Pros: light romance, interesting use of zombies
Cons: tries to be all genres, slow paced
For Parents: some violence
Nora Dearly is kidnapped the day after she arrives home from school for the holidays and learns that her deceased father was killed by a plague that reanimates the dead, leaving some of them able to think and act like living humans. She slowly falls in love with one of the soldiers who brought her to the military camp in order to protect her from those who would do her harm.
This book tries to be several genres, not really excelling at any of them. It takes place in 2195 and uses some advanced technology (like tablets for writing, email and watching TV), but not much else. I was often at a loss as to what tech was supposed to be advanced and what was lost and not recovered after the war. The world has greatly changed due to global warming and a nuclear war, making it somewhat post-apocalyptic.

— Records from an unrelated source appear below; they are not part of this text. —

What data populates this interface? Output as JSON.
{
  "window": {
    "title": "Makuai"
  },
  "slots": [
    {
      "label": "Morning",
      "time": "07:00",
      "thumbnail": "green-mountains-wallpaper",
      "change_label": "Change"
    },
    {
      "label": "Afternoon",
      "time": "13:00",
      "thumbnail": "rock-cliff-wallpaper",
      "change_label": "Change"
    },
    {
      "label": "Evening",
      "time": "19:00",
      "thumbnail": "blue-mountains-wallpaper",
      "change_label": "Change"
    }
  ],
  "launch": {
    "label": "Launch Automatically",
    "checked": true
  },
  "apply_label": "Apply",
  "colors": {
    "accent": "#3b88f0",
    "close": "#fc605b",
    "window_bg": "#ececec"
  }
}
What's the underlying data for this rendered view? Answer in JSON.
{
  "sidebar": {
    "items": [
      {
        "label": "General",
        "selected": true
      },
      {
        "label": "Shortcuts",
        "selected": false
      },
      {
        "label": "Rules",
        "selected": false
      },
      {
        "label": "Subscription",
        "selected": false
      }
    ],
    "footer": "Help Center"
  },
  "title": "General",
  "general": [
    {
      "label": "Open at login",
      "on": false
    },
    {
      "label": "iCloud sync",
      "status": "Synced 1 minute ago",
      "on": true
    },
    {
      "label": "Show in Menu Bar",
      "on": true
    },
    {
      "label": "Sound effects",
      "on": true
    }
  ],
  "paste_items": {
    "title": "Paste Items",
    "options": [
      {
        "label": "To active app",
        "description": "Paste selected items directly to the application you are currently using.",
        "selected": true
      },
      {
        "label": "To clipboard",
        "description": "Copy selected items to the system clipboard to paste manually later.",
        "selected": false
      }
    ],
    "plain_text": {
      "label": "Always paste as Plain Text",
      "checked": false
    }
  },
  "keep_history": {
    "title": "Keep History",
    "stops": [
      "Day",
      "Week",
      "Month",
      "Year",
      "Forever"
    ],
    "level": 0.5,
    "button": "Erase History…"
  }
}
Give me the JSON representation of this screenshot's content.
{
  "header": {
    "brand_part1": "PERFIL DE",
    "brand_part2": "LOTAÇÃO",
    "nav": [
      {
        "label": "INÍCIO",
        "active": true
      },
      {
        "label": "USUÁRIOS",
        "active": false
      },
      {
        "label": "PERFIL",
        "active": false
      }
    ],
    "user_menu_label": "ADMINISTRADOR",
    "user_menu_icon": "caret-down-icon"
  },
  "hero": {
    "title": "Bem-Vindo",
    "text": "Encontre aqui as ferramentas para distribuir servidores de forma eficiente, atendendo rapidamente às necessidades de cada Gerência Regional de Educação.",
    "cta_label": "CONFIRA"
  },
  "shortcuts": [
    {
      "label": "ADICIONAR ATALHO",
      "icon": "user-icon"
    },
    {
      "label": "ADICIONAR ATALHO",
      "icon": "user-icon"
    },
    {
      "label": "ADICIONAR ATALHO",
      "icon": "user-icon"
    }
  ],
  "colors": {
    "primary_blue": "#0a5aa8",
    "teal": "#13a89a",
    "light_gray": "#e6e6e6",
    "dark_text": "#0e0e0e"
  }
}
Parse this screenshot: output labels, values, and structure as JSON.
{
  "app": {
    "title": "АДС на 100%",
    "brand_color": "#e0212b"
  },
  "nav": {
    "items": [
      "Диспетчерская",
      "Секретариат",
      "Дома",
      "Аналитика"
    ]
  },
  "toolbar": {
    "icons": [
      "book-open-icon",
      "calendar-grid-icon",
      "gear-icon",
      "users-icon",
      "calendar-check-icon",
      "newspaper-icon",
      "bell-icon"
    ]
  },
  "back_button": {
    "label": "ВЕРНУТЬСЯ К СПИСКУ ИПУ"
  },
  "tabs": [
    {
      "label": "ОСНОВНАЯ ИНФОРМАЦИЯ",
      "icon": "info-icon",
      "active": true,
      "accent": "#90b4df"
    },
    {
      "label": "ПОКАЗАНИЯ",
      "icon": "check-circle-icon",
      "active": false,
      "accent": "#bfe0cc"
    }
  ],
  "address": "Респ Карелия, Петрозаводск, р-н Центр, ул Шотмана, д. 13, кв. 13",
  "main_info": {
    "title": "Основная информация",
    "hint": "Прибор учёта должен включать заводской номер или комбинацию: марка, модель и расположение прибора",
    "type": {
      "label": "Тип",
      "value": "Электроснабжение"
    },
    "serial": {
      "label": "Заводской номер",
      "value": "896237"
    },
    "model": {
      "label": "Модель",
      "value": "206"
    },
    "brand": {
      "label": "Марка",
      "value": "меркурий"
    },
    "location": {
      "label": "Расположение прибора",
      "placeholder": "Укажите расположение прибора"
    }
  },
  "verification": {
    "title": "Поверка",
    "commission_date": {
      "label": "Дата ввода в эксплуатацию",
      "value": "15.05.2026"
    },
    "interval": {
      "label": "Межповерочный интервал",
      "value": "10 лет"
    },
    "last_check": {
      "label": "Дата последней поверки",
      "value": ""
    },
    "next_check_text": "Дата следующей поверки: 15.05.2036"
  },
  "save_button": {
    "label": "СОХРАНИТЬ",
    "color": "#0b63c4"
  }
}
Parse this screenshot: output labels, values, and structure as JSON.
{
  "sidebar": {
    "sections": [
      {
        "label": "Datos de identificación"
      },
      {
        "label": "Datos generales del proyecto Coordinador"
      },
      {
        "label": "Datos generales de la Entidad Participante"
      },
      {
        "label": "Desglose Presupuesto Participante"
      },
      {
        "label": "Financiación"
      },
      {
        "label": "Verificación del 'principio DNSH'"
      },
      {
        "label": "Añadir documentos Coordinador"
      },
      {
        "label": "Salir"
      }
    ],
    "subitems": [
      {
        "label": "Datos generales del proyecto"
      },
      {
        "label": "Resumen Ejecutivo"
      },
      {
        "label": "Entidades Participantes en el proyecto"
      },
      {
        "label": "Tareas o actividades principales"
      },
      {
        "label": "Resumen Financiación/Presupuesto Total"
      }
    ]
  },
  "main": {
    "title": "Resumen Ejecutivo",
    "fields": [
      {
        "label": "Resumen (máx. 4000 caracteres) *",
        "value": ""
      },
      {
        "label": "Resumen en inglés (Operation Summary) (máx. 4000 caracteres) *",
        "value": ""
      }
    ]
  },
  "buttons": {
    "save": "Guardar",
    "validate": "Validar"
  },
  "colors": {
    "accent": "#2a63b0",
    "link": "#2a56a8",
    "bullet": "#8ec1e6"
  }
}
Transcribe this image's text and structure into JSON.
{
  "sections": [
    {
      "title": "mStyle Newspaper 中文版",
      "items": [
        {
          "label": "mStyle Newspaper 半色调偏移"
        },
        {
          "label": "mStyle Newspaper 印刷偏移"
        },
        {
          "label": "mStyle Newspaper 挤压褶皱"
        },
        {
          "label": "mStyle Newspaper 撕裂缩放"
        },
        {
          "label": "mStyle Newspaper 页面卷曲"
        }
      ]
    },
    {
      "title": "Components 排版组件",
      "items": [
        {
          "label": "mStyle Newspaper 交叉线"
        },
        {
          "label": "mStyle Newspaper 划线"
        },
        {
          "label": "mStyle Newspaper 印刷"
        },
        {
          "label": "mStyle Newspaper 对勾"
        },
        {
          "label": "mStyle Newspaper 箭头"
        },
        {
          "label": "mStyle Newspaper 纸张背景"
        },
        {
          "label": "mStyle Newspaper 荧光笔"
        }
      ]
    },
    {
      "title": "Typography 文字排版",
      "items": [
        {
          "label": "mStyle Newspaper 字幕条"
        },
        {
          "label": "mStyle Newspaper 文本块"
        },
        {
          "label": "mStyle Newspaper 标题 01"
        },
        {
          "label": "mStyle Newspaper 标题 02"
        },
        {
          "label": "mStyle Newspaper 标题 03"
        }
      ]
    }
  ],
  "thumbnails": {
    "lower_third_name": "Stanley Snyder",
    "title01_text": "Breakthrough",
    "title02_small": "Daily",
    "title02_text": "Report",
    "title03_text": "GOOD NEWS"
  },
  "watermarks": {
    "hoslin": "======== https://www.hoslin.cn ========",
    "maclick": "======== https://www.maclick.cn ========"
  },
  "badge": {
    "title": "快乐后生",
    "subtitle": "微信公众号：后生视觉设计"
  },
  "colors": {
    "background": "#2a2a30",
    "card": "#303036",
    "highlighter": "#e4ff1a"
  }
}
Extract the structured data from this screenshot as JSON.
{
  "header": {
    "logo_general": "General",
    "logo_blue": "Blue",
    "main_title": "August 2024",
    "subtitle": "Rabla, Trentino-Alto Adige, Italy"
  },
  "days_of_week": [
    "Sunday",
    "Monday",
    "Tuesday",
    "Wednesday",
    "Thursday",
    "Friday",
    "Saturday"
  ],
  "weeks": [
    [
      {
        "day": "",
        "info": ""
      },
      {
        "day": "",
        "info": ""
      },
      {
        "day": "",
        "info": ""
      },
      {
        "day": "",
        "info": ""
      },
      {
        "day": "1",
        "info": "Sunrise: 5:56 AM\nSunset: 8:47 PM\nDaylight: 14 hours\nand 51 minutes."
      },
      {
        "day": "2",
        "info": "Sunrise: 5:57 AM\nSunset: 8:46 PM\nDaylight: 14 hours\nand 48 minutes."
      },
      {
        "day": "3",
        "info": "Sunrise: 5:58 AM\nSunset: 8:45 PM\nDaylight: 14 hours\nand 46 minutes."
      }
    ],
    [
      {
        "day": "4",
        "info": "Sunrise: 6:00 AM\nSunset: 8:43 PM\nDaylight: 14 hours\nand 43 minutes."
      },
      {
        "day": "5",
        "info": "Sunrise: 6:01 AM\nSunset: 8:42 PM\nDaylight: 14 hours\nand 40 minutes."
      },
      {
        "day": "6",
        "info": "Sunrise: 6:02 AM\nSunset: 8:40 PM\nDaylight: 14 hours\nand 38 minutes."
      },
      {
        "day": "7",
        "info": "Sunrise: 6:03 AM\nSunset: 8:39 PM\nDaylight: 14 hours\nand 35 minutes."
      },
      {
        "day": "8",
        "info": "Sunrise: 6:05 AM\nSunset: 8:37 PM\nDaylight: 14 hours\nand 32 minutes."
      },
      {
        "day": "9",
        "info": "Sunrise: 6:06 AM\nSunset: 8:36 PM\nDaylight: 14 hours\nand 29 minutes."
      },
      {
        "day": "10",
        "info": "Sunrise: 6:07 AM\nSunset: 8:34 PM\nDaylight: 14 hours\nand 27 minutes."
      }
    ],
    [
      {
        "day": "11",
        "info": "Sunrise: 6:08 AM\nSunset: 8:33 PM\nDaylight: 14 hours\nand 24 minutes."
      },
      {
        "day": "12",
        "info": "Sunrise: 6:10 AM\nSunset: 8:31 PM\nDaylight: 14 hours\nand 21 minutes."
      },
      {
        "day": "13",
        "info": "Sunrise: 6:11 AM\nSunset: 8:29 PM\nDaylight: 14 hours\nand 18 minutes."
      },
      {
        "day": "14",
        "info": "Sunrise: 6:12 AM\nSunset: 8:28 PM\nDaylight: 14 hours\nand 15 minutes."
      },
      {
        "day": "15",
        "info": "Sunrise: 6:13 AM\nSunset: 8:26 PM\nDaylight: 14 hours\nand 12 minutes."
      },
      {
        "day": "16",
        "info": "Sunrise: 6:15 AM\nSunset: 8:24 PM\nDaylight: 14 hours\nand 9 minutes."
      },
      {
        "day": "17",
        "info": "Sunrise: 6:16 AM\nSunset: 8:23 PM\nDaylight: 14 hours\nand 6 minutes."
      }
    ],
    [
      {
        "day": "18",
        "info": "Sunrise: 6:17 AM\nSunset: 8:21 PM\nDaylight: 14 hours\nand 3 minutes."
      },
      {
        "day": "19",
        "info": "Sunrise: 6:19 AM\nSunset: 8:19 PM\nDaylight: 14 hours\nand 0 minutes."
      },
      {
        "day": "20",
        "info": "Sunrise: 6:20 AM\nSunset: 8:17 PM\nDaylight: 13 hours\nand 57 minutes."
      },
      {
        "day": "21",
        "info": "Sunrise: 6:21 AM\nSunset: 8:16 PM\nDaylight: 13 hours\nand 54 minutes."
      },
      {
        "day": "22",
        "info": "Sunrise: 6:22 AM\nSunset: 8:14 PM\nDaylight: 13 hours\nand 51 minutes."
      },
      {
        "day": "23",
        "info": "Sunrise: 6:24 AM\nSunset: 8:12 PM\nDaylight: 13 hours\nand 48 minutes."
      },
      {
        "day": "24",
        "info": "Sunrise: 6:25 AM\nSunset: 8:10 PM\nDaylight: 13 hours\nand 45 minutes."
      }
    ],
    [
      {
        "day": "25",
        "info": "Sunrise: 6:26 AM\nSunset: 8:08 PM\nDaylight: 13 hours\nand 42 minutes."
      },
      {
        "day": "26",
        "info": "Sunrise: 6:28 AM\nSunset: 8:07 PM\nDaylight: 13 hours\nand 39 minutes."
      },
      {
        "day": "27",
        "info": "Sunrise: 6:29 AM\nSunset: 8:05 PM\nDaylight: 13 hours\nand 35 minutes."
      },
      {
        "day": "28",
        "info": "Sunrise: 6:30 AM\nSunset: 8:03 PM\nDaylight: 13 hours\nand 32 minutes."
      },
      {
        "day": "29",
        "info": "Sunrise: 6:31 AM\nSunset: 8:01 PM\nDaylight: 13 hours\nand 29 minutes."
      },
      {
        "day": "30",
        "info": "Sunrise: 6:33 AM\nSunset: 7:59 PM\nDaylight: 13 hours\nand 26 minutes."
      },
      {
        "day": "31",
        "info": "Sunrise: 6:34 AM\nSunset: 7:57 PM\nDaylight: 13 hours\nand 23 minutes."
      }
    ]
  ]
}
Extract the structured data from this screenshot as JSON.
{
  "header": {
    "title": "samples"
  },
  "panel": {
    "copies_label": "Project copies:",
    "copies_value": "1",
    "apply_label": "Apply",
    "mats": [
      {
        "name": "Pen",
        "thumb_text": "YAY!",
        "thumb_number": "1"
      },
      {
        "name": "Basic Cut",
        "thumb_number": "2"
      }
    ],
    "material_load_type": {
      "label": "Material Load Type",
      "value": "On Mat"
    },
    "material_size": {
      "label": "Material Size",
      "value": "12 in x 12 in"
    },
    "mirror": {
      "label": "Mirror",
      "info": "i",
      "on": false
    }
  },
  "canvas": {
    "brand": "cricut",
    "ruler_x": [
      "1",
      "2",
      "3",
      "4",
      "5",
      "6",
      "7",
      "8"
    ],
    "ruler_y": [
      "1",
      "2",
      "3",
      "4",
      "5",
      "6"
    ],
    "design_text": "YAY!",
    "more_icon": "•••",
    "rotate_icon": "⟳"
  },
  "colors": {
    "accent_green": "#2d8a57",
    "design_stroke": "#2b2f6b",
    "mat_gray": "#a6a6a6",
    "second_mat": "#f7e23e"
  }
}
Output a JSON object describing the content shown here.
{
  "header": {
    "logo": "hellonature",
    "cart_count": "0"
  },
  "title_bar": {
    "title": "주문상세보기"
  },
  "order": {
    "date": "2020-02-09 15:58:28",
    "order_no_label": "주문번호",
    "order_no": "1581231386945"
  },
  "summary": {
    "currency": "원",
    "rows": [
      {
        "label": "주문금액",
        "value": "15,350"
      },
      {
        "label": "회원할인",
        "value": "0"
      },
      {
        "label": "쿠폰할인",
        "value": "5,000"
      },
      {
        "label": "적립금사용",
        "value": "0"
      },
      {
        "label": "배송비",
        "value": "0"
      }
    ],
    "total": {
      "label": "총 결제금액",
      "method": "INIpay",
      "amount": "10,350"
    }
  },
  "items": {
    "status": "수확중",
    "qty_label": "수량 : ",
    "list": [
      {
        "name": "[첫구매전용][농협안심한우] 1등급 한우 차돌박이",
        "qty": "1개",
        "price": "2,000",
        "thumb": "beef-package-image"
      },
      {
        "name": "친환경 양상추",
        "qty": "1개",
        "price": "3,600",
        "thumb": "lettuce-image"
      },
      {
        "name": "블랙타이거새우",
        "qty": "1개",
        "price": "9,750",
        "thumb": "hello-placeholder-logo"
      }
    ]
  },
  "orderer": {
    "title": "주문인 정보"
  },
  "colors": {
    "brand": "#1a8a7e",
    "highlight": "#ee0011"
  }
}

But again, society has rebuilt enough that it didn't have a post-apocalyptic feel to it. The Americans who pushed out the Central and South Americans and formed New Victoria, live an idealized Victorian lifestyle, with high morals and a strict social hierarchy. Their enemies, the 'Punks' have steam powered derigibals, making it steampunk. But it was a bit confusing which, if any, side the author was praising. At times she showed the follies of the New Victorians, at others they were definitely more civilized than the punks. Then there are the zombies and the plague that created them, making it horror, and a popular horror trope at that. While there were two types of zombies - those that reanimated with memories and those that came back as ravening monsters - the zombies were only really scary at the end of the book when the plague spread. Finally, let's not forget the romantic plot line between Nora and Bram. This developed slowly, and naturally, but the complications of dating a zombie were never properly faced (nor was Bram's impending expiry date).
I found the pacing slow and while the ideas were interesting, enjoyed the action surrounding Pamela's storyline more than the romance and revelations surrounding Nora.
I also found myself confused by the constantly changing viewpoint for the first person narrative. The author made it clear who was speaking, but I fell into the habit of assuming it was Nora's POV and had to constantly correct myself. Captain Wolfe's POV scenes seemed superfluous, and while I understood wanting to show both Bram and Nora's thoughts via POV, there were times when the POV changed when it didn't seem necessary.
I know teen books need to get the adults out of the way in order to give the teen protagonists a chance to shine, but that doesn't mean all the adults need to be morons. Nora's aunt is a real piece of work, and Pamela's parents are surprisingly clueless and made to look evil in some ways, even though they're honestly trying to do what's best for their daughter.
I can understand why this is popular, but wouldn't recommend it as a first foray into YA lit.
There seemed to be a bizarre anti-live male sentiment running through the book. Captain Wolfe, Isambard, Doctor Elpinoy, Averne and Michael Allister all started out as, or became, cretinous characters. Isambard only becomes a better 'man' once he dies and is reborn as a zombie. The dead men on the other hand, Dr. Dearly, Bram, Tom, Renfield, etc. are all likable, if not perfect characters.